A) You didn't address my point
B) Perversion isn't a religious word any more than right and wrong. Are math teachers helping to keep Christianity vibrant and alive by assigning problems which are later graded as right and wrong?
C) How ever often you claim to read the bible doesn't really matter here. This is the internet, anyone can claim to read the bible. however much they want. --AlaskanEconomy 20:32, 22 February 2011 (EST)
I'd have to weigh in with AE on this. Although, specifically, "diversity" is becoming a by-word, diversity is an old word and refers to more than just homosexualization, by keeping it as is gives those advocates legitimacy and (in the end) we end up losing a serviceable word. DevonJ 21:06, 22 February 2011 (EST)

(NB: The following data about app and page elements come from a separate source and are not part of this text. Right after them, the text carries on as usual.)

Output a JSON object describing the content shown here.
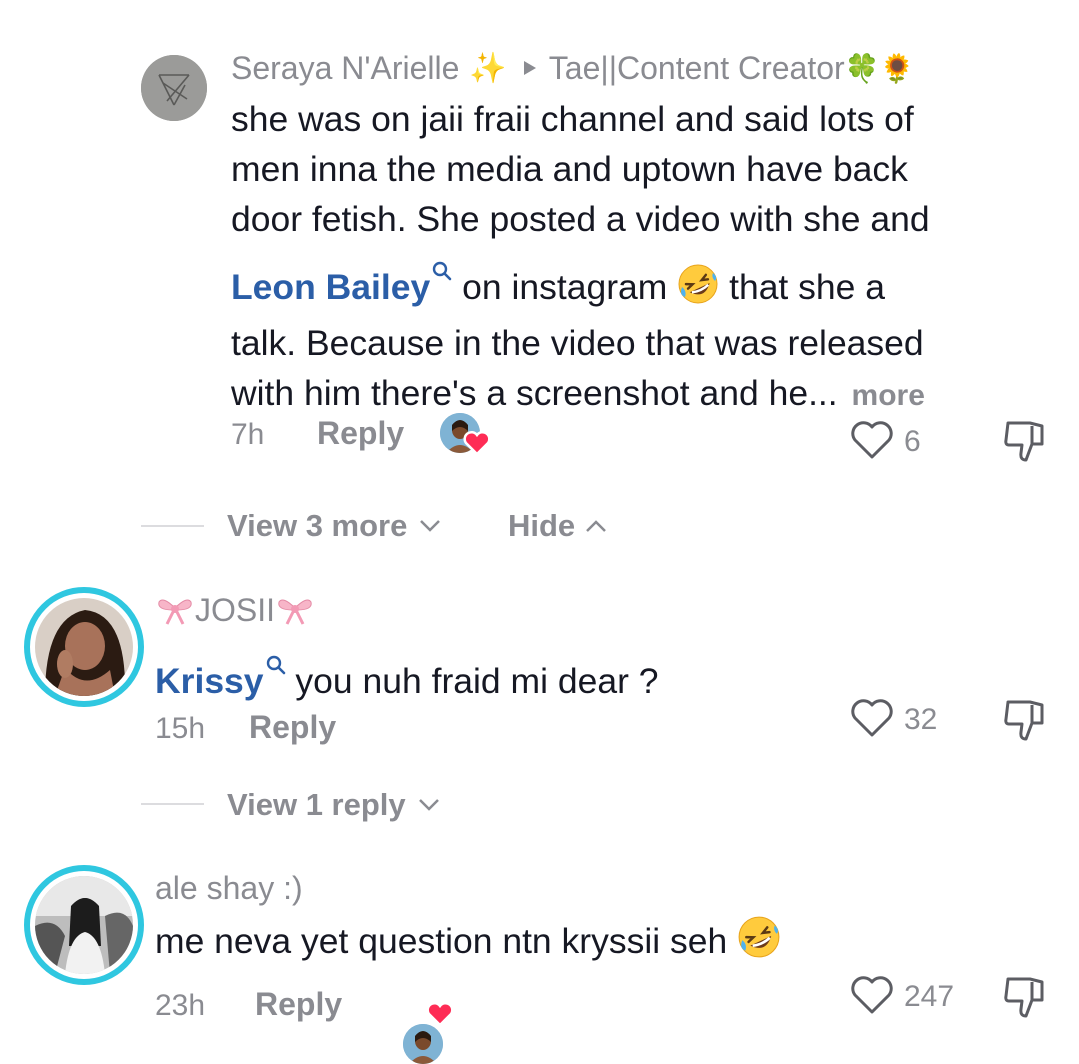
{
  "comment1": {
    "username": "Seraya N'Arielle",
    "sparkle": "✨",
    "reply_to": "Tae||Content Creator",
    "reply_to_emojis": "🍀🌻",
    "lines": [
      "she was on jaii fraii channel and said lots of",
      "men inna the media and uptown have back",
      "door fetish. She posted a video with she and"
    ],
    "mention": "Leon Bailey",
    "line4_after_mention": " on instagram ",
    "line4_after_emoji": " that she a",
    "line5": "talk. Because in the video that was released",
    "line6": "with him there's a screenshot and he...",
    "more": "more",
    "time": "7h",
    "reply": "Reply",
    "likes": "6"
  },
  "thread_controls": {
    "view_more": "View 3 more",
    "hide": "Hide"
  },
  "comment2": {
    "username": "JOSII",
    "mention": "Krissy",
    "text": " you nuh fraid mi dear ?",
    "time": "15h",
    "reply": "Reply",
    "likes": "32",
    "view_replies": "View 1 reply"
  },
  "comment3": {
    "username": "ale shay :)",
    "text": "me neva yet question ntn kryssii seh",
    "time": "23h",
    "reply": "Reply",
    "likes": "247"
  },
  "icons": {
    "heart": "heart-outline-icon",
    "dislike": "thumbs-down-icon",
    "search": "search-icon",
    "play": "play-triangle-icon",
    "chevron_down": "chevron-down-icon",
    "chevron_up": "chevron-up-icon",
    "laughing_emoji": "rolling-laughing-emoji",
    "bow_emoji": "ribbon-emoji"
  },
  "colors": {
    "mention": "#2b5ea7",
    "muted": "#8a8b91",
    "ring": "#2fc7e0",
    "text": "#161823",
    "creator_heart": "#fe2c55"
  }
}
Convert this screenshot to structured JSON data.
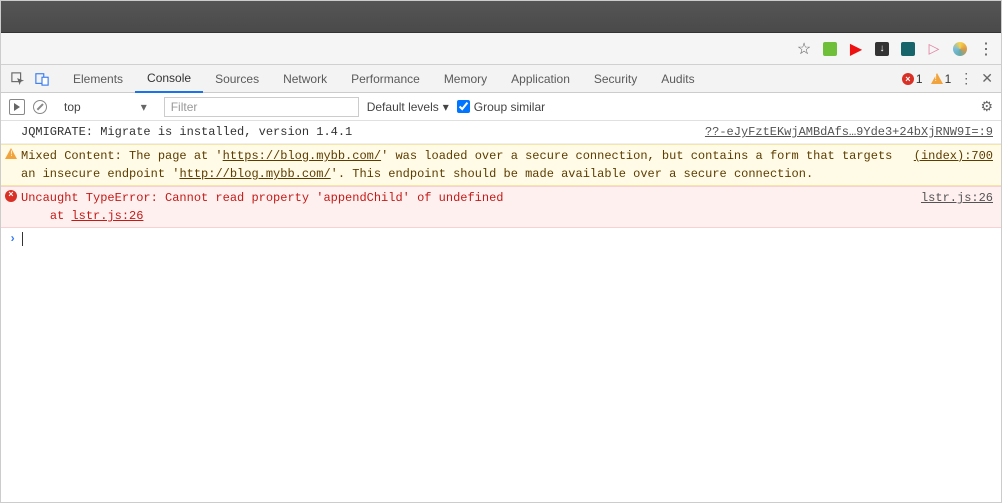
{
  "devtools": {
    "tabs": {
      "elements": "Elements",
      "console": "Console",
      "sources": "Sources",
      "network": "Network",
      "performance": "Performance",
      "memory": "Memory",
      "application": "Application",
      "security": "Security",
      "audits": "Audits"
    },
    "error_count": "1",
    "warn_count": "1"
  },
  "console_toolbar": {
    "context": "top",
    "filter_placeholder": "Filter",
    "levels_label": "Default levels",
    "group_similar_label": "Group similar",
    "group_similar_checked": true
  },
  "messages": {
    "log1": {
      "text": "JQMIGRATE: Migrate is installed, version 1.4.1",
      "source": "??-eJyFztEKwjAMBdAfs…9Yde3+24bXjRNW9I=:9"
    },
    "warn1": {
      "prefix": "Mixed Content: The page at '",
      "url1": "https://blog.mybb.com/",
      "mid": "' was loaded over a secure connection, but contains a form that targets an insecure endpoint '",
      "url2": "http://blog.mybb.com/",
      "suffix": "'. This endpoint should be made available over a secure connection.",
      "source": "(index):700"
    },
    "err1": {
      "line1": "Uncaught TypeError: Cannot read property 'appendChild' of undefined",
      "line2_prefix": "    at ",
      "line2_link": "lstr.js:26",
      "source": "lstr.js:26"
    }
  }
}
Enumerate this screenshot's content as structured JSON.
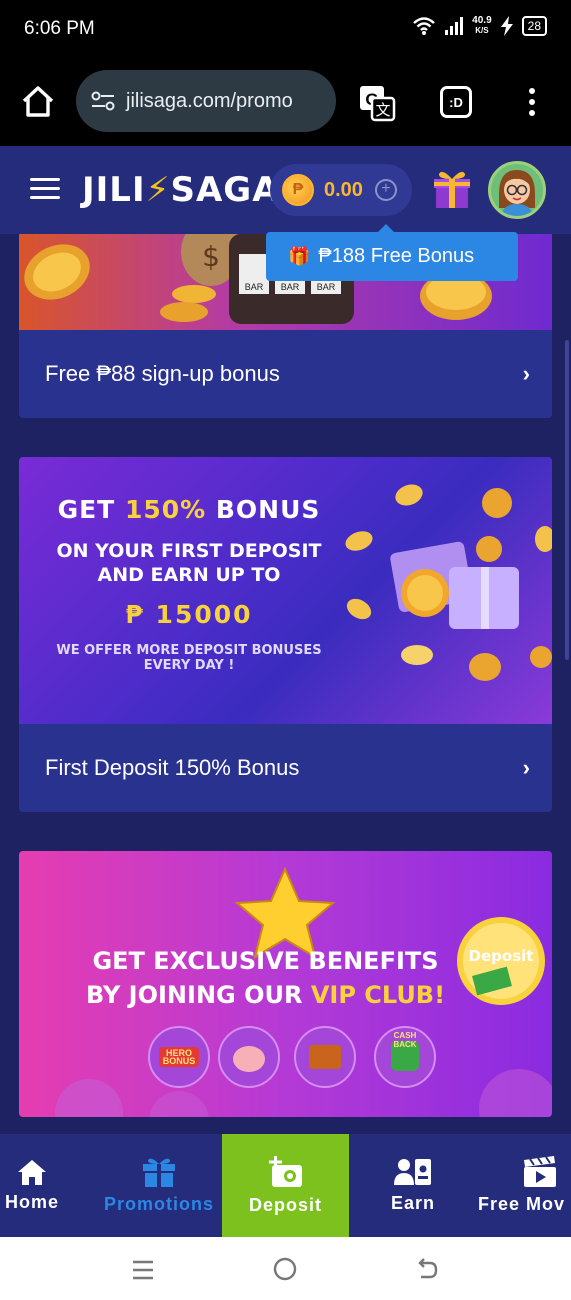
{
  "status_bar": {
    "time": "6:06 PM",
    "net_speed_value": "40.9",
    "net_speed_unit": "K/S",
    "battery": "28"
  },
  "browser": {
    "url": "jilisaga.com/promo",
    "tab_label": ":D"
  },
  "header": {
    "logo_left": "JILI",
    "logo_right": "SAGA",
    "balance": "0.00",
    "coin_symbol": "₱",
    "bonus_tip": "₱188 Free Bonus"
  },
  "promotions": [
    {
      "title": "Free ₱88 sign-up bonus"
    },
    {
      "title": "First Deposit 150% Bonus",
      "banner": {
        "line1_a": "GET ",
        "line1_b": "150%",
        "line1_c": " BONUS",
        "line2": "ON YOUR FIRST DEPOSIT",
        "line3": "AND EARN UP TO",
        "amount": "₱ 15000",
        "line4": "WE OFFER MORE DEPOSIT BONUSES",
        "line5": "EVERY DAY !"
      }
    },
    {
      "banner": {
        "line1": "GET EXCLUSIVE BENEFITS",
        "line2_a": "BY JOINING OUR ",
        "line2_b": "VIP CLUB!",
        "deposit_badge": "Deposit",
        "hero_bonus": "HERO",
        "hero_bonus_sub": "BONUS",
        "cash_back": "CASH BACK"
      }
    }
  ],
  "bottom_nav": [
    {
      "label": "Home"
    },
    {
      "label": "Promotions"
    },
    {
      "label": "Deposit"
    },
    {
      "label": "Earn"
    },
    {
      "label": "Free Mov"
    }
  ],
  "colors": {
    "page_bg": "#1e2262",
    "header_bg": "#252c7c",
    "card_bg": "#2a3290",
    "accent_blue": "#2c86e3",
    "deposit_green": "#7cc11e",
    "gold": "#f7b731"
  }
}
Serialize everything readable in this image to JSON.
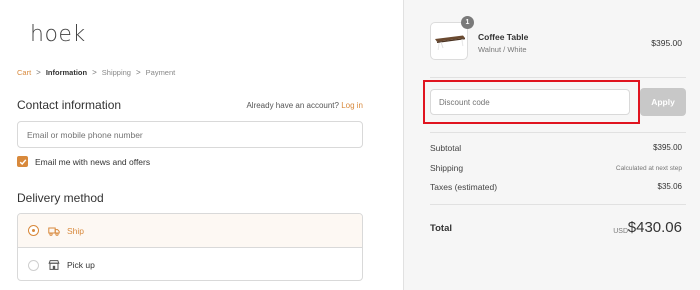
{
  "brand": {
    "logo_text": "hoek"
  },
  "breadcrumb": {
    "items": [
      "Cart",
      "Information",
      "Shipping",
      "Payment"
    ],
    "separator": ">"
  },
  "contact": {
    "title": "Contact information",
    "login_prompt": "Already have an account?",
    "login_link": "Log in",
    "email_placeholder": "Email or mobile phone number",
    "email_value": "",
    "newsletter_label": "Email me with news and offers",
    "newsletter_checked": true
  },
  "delivery": {
    "title": "Delivery method",
    "options": [
      {
        "label": "Ship",
        "icon": "truck-icon",
        "selected": true
      },
      {
        "label": "Pick up",
        "icon": "store-icon",
        "selected": false
      }
    ]
  },
  "summary": {
    "product": {
      "name": "Coffee Table",
      "variant": "Walnut / White",
      "price": "$395.00",
      "quantity": "1"
    },
    "discount": {
      "placeholder": "Discount code",
      "value": "",
      "apply_label": "Apply"
    },
    "subtotal_label": "Subtotal",
    "subtotal_value": "$395.00",
    "shipping_label": "Shipping",
    "shipping_value": "Calculated at next step",
    "taxes_label": "Taxes (estimated)",
    "taxes_value": "$35.06",
    "total_label": "Total",
    "currency": "USD",
    "total_value": "$430.06"
  },
  "colors": {
    "accent": "#d8893c",
    "highlight": "#e0141f",
    "sidebar_bg": "#f6f6f6",
    "apply_disabled": "#c8c8c8"
  }
}
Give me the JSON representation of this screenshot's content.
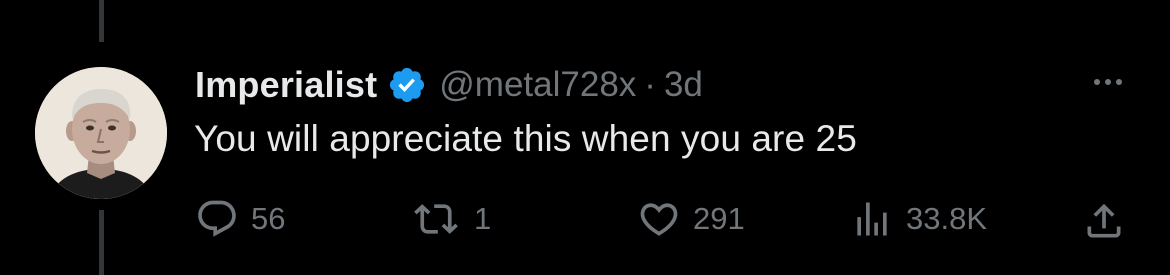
{
  "tweet": {
    "display_name": "Imperialist",
    "handle": "@metal728x",
    "separator": "·",
    "time": "3d",
    "text": "You will appreciate this when you are 25",
    "verified": true
  },
  "actions": {
    "replies": "56",
    "retweets": "1",
    "likes": "291",
    "views": "33.8K"
  },
  "icons": {
    "reply": "reply-icon",
    "retweet": "retweet-icon",
    "like": "heart-icon",
    "views": "analytics-icon",
    "share": "share-icon",
    "more": "more-icon",
    "verified": "verified-badge-icon"
  },
  "colors": {
    "background": "#000000",
    "text_primary": "#e7e9ea",
    "text_secondary": "#71767b",
    "verified_blue": "#1d9bf0",
    "thread_line": "#333639"
  }
}
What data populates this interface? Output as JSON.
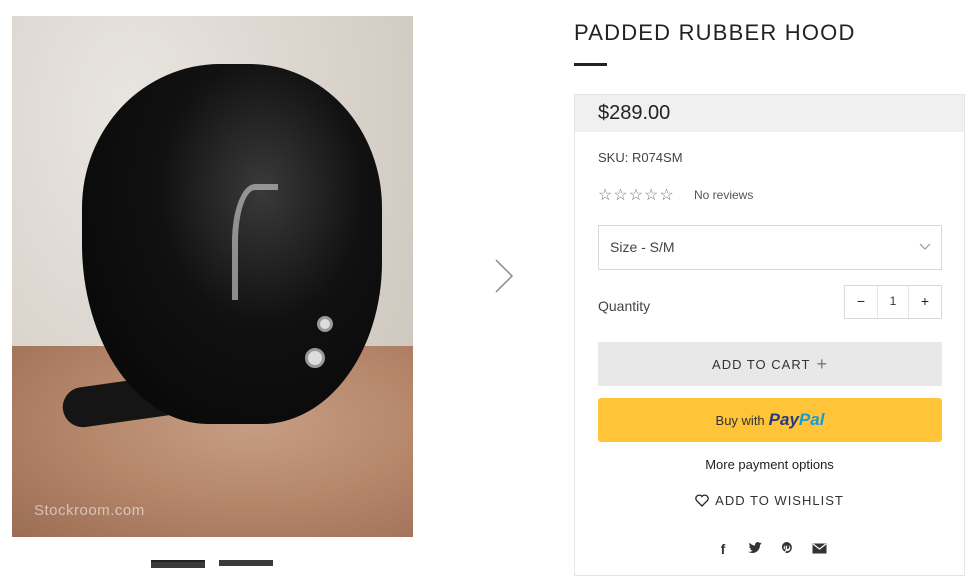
{
  "gallery": {
    "watermark": "Stockroom.com",
    "next_icon": "chevron-right-icon"
  },
  "product": {
    "title": "PADDED RUBBER HOOD",
    "price": "$289.00",
    "sku": "SKU: R074SM",
    "rating": {
      "stars": "☆☆☆☆☆",
      "reviews_text": "No reviews"
    },
    "size_select": {
      "label": "Size  -  S/M"
    },
    "quantity": {
      "label": "Quantity",
      "value": "1",
      "minus": "−",
      "plus": "+"
    },
    "add_to_cart": {
      "label": "ADD TO CART",
      "icon": "+"
    },
    "paypal": {
      "prefix": "Buy with",
      "brand_pay": "Pay",
      "brand_pal": "Pal"
    },
    "more_payment": "More payment options",
    "wishlist": "ADD TO WISHLIST"
  },
  "social": {
    "facebook": "f",
    "icons": [
      "facebook-icon",
      "twitter-icon",
      "pinterest-icon",
      "email-icon"
    ]
  },
  "colors": {
    "paypal_yellow": "#ffc438",
    "paypal_dark_blue": "#253b80",
    "paypal_light_blue": "#179bd7",
    "cart_button": "#e8e8e8",
    "price_bar": "#f0f0f0"
  }
}
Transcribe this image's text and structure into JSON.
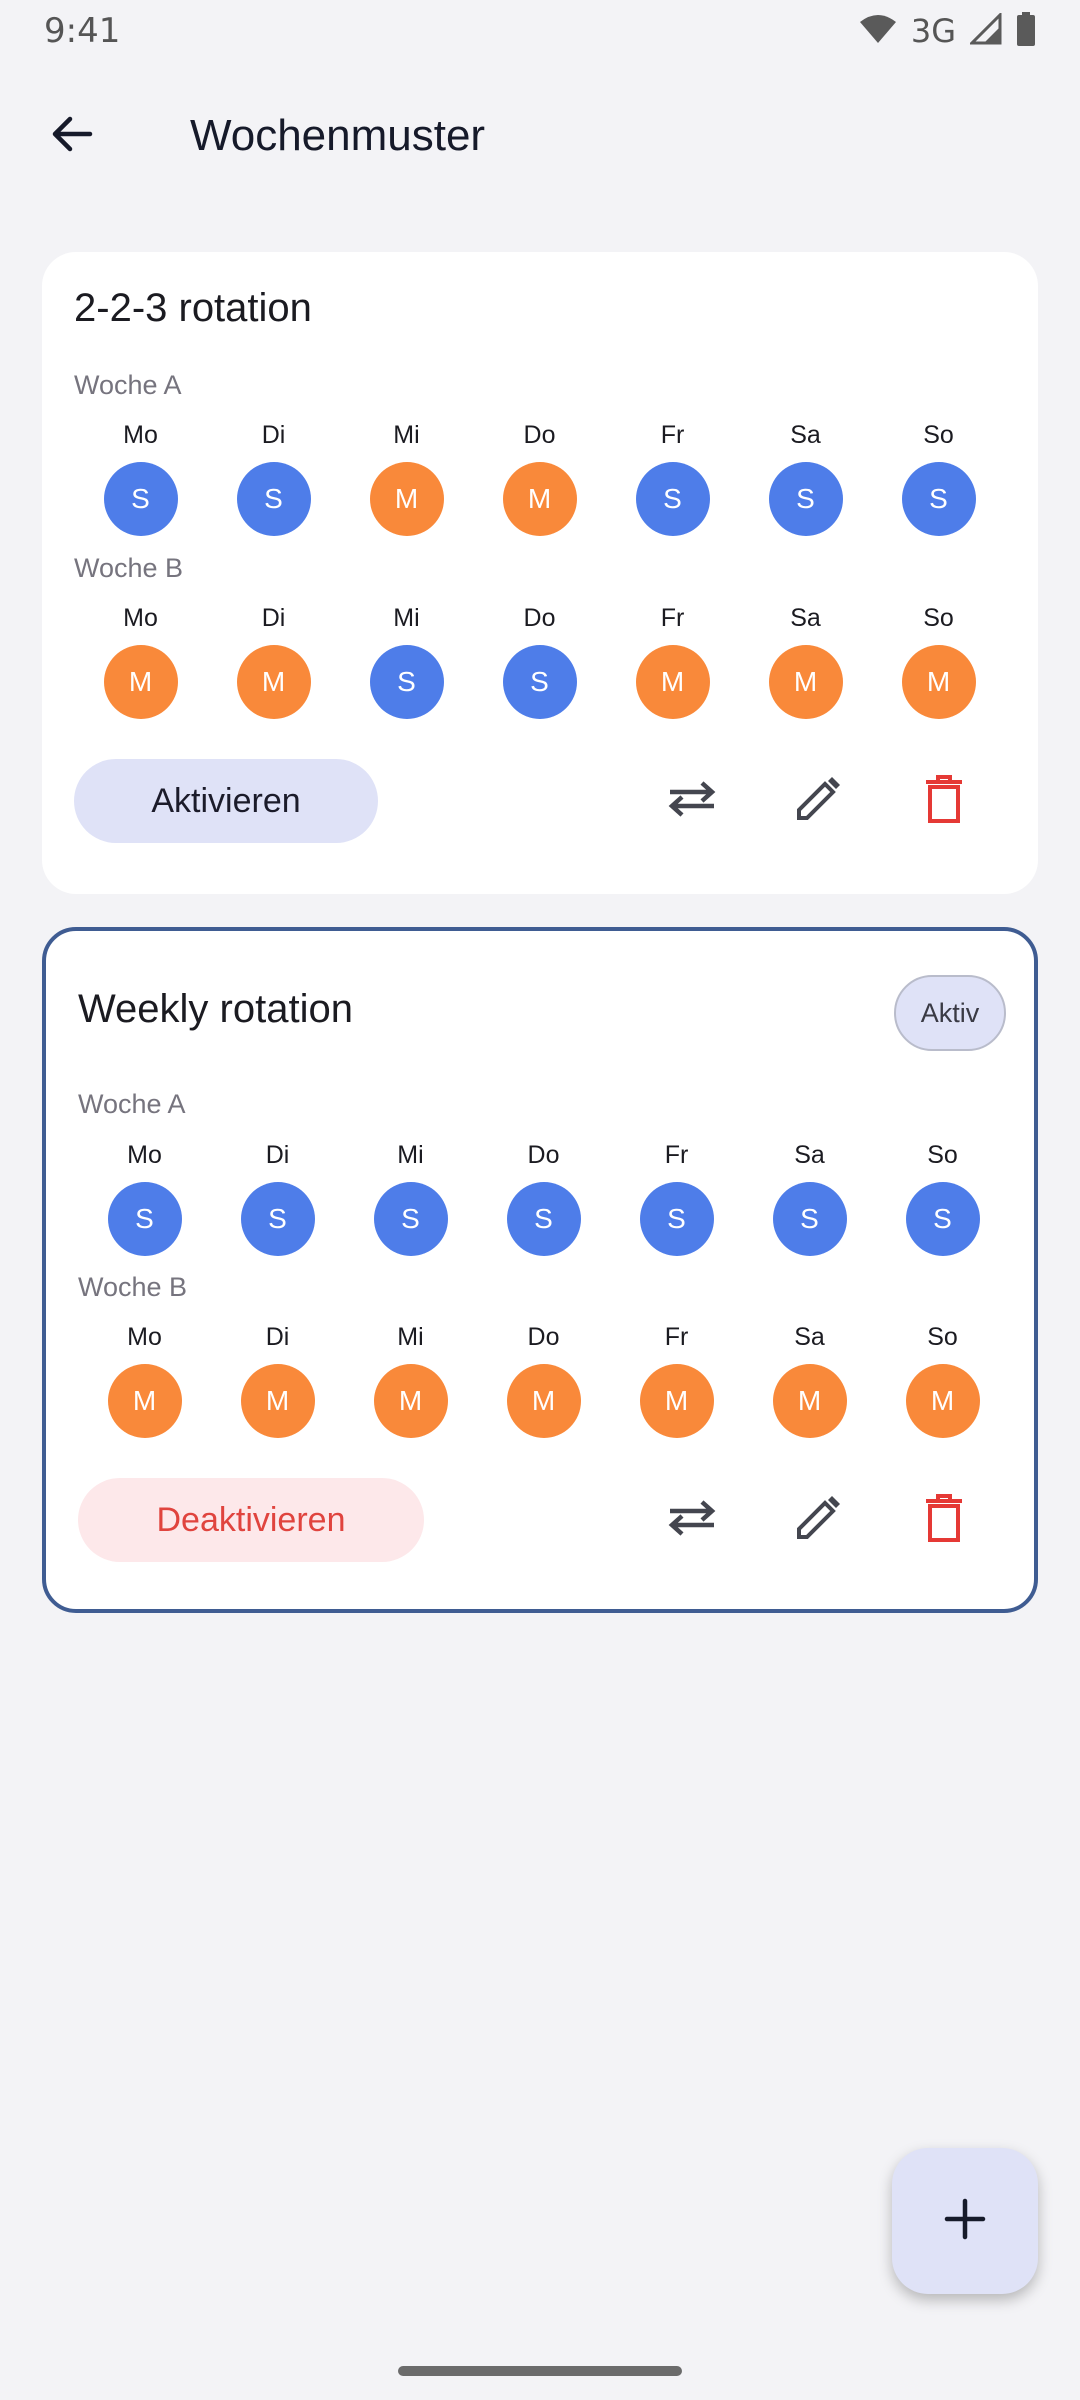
{
  "status_bar": {
    "time": "9:41",
    "network": "3G",
    "icons": [
      "wifi-icon",
      "cell-signal-icon",
      "battery-icon"
    ]
  },
  "header": {
    "title": "Wochenmuster",
    "back_icon": "arrow-back-icon"
  },
  "colors": {
    "S": "#4e7de9",
    "M": "#f9893a",
    "active_border": "#3f5c92",
    "delete": "#e53935"
  },
  "patterns": [
    {
      "name": "2-2-3 rotation",
      "active": false,
      "badge": "",
      "weeks": [
        {
          "label": "Woche A",
          "days": [
            "Mo",
            "Di",
            "Mi",
            "Do",
            "Fr",
            "Sa",
            "So"
          ],
          "shifts": [
            "S",
            "S",
            "M",
            "M",
            "S",
            "S",
            "S"
          ]
        },
        {
          "label": "Woche B",
          "days": [
            "Mo",
            "Di",
            "Mi",
            "Do",
            "Fr",
            "Sa",
            "So"
          ],
          "shifts": [
            "M",
            "M",
            "S",
            "S",
            "M",
            "M",
            "M"
          ]
        }
      ],
      "action_label": "Aktivieren"
    },
    {
      "name": "Weekly rotation",
      "active": true,
      "badge": "Aktiv",
      "weeks": [
        {
          "label": "Woche A",
          "days": [
            "Mo",
            "Di",
            "Mi",
            "Do",
            "Fr",
            "Sa",
            "So"
          ],
          "shifts": [
            "S",
            "S",
            "S",
            "S",
            "S",
            "S",
            "S"
          ]
        },
        {
          "label": "Woche B",
          "days": [
            "Mo",
            "Di",
            "Mi",
            "Do",
            "Fr",
            "Sa",
            "So"
          ],
          "shifts": [
            "M",
            "M",
            "M",
            "M",
            "M",
            "M",
            "M"
          ]
        }
      ],
      "action_label": "Deaktivieren"
    }
  ],
  "card_actions": [
    "swap-icon",
    "edit-icon",
    "delete-icon"
  ],
  "fab": {
    "icon": "add-icon"
  }
}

We could make several categories of terms which have normal vs. liberal counterparts. Not all such pairs are examples of secularization. Some merely reflect the liberal worldview. --Ed Poor Talk 22:57, 22 February 2011 (EST)


I'm not quite sure this fits. While "passed" or "passed on" is certainly a euphemism for "dead," surely it carries with it the connotation of passing on to God's judgment? It seems to me like, if anything, "dead" is the more atheist-friendly term, since they're fond of claiming that once you're dead, you're dead. --Benp 22:52, 22 February 2011 (EST)

You seem to be correct, perish->dead maybe? Do what you feel is right.--Jpatt 22:57, 22 February 2011 (EST)